▸ **Task objective**
Your copy should hold only the lines from the one holding "Give me the" through the last line of the records below, both included, each exact and with no pictures.

▸ **Data for the task**
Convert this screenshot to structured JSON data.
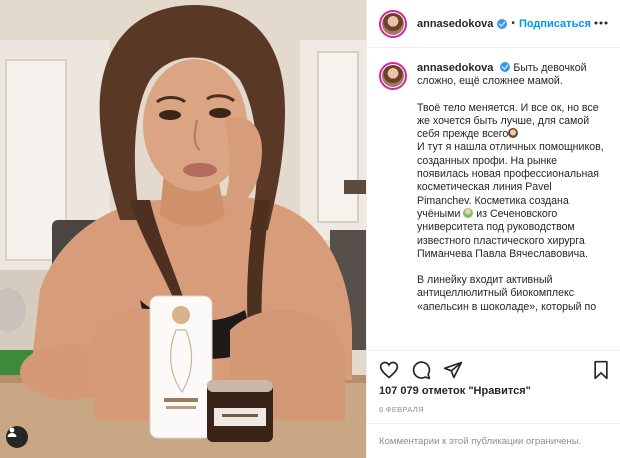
{
  "post": {
    "username": "annasedokova",
    "follow_label": "Подписаться",
    "separator": "•"
  },
  "caption": {
    "username": "annasedokova",
    "line1": "Быть девочкой сложно, ещё сложнее мамой.",
    "para2a": "Твоё тело меняется. И все ок, но все же хочется быть лучше, для самой себя прежде всего",
    "para2b": "И тут я нашла отличных помощников, созданных профи. На рынке появилась новая профессиональная косметическая линия Pavel Pimanchev. Косметика создана учёными",
    "para2c": "из Сеченовского университета под руководством известного пластического хирурга Пиманчева Павла Вячеславовича.",
    "para3": "В линейку входит активный антицеллюлитный биокомплекс «апельсин в шоколаде», который по"
  },
  "likes": {
    "count": "107 079",
    "word": "отметок",
    "quoted": "\"Нравится\""
  },
  "date": "6 ФЕВРАЛЯ",
  "comments_closed": "Комментарии к этой публикации ограничены.",
  "icons": {
    "verified": "verified-badge-icon",
    "more": "more-options-icon",
    "like": "heart-icon",
    "comment": "comment-icon",
    "share": "share-icon",
    "save": "bookmark-icon",
    "owner": "user-tag-icon"
  },
  "colors": {
    "accent": "#0095f6",
    "verified": "#3897f0",
    "text": "#262626",
    "muted": "#8e8e8e",
    "border": "#efefef"
  }
}
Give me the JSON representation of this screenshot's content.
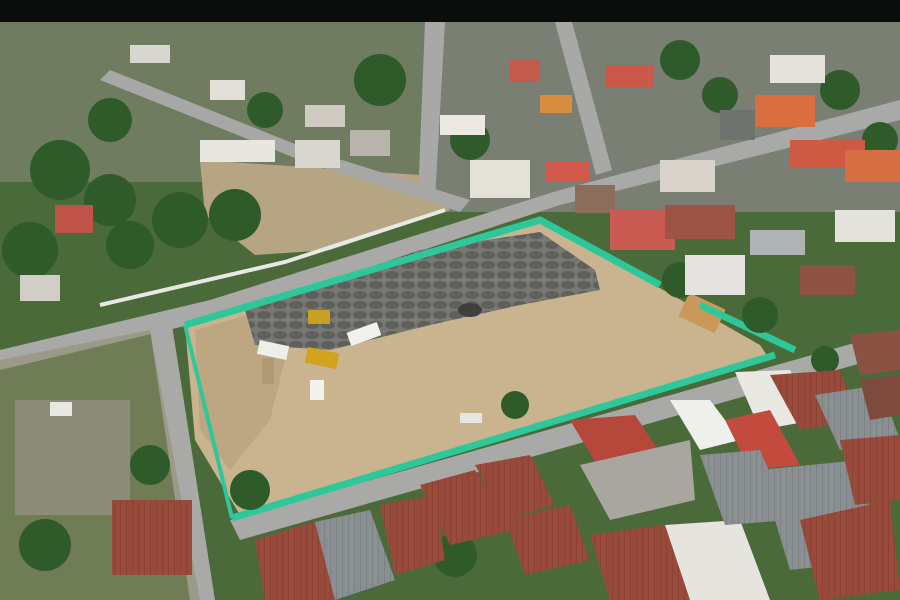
{
  "image": {
    "kind": "aerial-drone-photo",
    "palette": {
      "top_bar": "#0b0d0c",
      "vegetation_dark": "#2f5a2a",
      "vegetation_light": "#4e7b38",
      "dirt_lot": "#c9b48f",
      "dirt_dark": "#a89472",
      "gravel_piles": "#6f6f6d",
      "road": "#a9aaa7",
      "road_edge": "#8e8f8c",
      "fence_mesh": "#2ec79a",
      "roof_red": "#b5483a",
      "roof_rust": "#9a4a3b",
      "roof_orange": "#d76b3c",
      "roof_white": "#e6e6e2",
      "roof_grey": "#8a8f92",
      "building_white": "#e9e6df",
      "truck_yellow": "#d3a21d",
      "truck_white": "#f1f1ee"
    }
  }
}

▸ **Your solution**
Give me the JSON representation of this screenshot's content.
{
  "image": {
    "kind": "aerial-drone-photo",
    "palette": {
      "top_bar": "#0b0d0c",
      "vegetation_dark": "#2f5a2a",
      "vegetation_light": "#4e7b38",
      "dirt_lot": "#c9b48f",
      "dirt_dark": "#a89472",
      "gravel_piles": "#6f6f6d",
      "road": "#a9aaa7",
      "road_edge": "#8e8f8c",
      "fence_mesh": "#2ec79a",
      "roof_red": "#b5483a",
      "roof_rust": "#9a4a3b",
      "roof_orange": "#d76b3c",
      "roof_white": "#e6e6e2",
      "roof_grey": "#8a8f92",
      "building_white": "#e9e6df",
      "truck_yellow": "#d3a21d",
      "truck_white": "#f1f1ee"
    }
  }
}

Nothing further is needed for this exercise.